EXERCISE INSTRUCTIONS: Copy all records verbatim, images excluded.

(Stored items from a collection)
• • • • •

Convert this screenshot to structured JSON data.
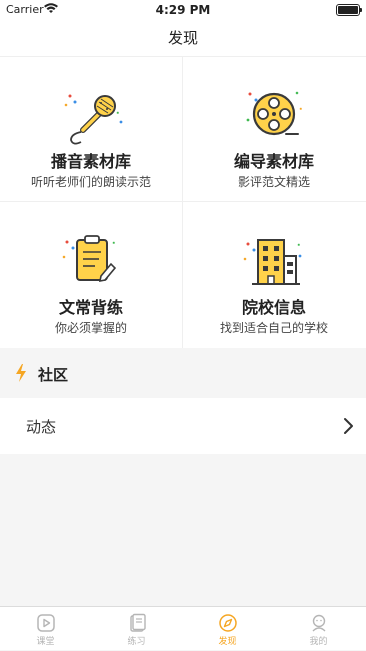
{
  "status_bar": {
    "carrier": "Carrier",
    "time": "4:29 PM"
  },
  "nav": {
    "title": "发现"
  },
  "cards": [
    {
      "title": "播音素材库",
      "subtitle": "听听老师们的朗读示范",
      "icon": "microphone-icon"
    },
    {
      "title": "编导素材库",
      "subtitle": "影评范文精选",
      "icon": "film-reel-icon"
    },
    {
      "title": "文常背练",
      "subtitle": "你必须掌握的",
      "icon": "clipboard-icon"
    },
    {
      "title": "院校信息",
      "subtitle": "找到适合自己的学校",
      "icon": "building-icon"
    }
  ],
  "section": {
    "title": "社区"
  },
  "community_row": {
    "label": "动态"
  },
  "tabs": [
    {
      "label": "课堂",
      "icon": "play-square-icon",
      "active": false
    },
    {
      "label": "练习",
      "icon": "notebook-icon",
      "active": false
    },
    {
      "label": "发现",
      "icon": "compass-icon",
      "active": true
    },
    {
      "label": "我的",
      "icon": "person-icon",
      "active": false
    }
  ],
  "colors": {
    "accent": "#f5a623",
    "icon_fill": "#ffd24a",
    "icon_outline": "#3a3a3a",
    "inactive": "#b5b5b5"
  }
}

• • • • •

WRITTEN ANSWER:
Convert this screenshot to structured JSON data.
{
  "status_bar": {
    "carrier": "Carrier",
    "time": "4:29 PM"
  },
  "nav": {
    "title": "发现"
  },
  "cards": [
    {
      "title": "播音素材库",
      "subtitle": "听听老师们的朗读示范",
      "icon": "microphone-icon"
    },
    {
      "title": "编导素材库",
      "subtitle": "影评范文精选",
      "icon": "film-reel-icon"
    },
    {
      "title": "文常背练",
      "subtitle": "你必须掌握的",
      "icon": "clipboard-icon"
    },
    {
      "title": "院校信息",
      "subtitle": "找到适合自己的学校",
      "icon": "building-icon"
    }
  ],
  "section": {
    "title": "社区"
  },
  "community_row": {
    "label": "动态"
  },
  "tabs": [
    {
      "label": "课堂",
      "icon": "play-square-icon",
      "active": false
    },
    {
      "label": "练习",
      "icon": "notebook-icon",
      "active": false
    },
    {
      "label": "发现",
      "icon": "compass-icon",
      "active": true
    },
    {
      "label": "我的",
      "icon": "person-icon",
      "active": false
    }
  ],
  "colors": {
    "accent": "#f5a623",
    "icon_fill": "#ffd24a",
    "icon_outline": "#3a3a3a",
    "inactive": "#b5b5b5"
  }
}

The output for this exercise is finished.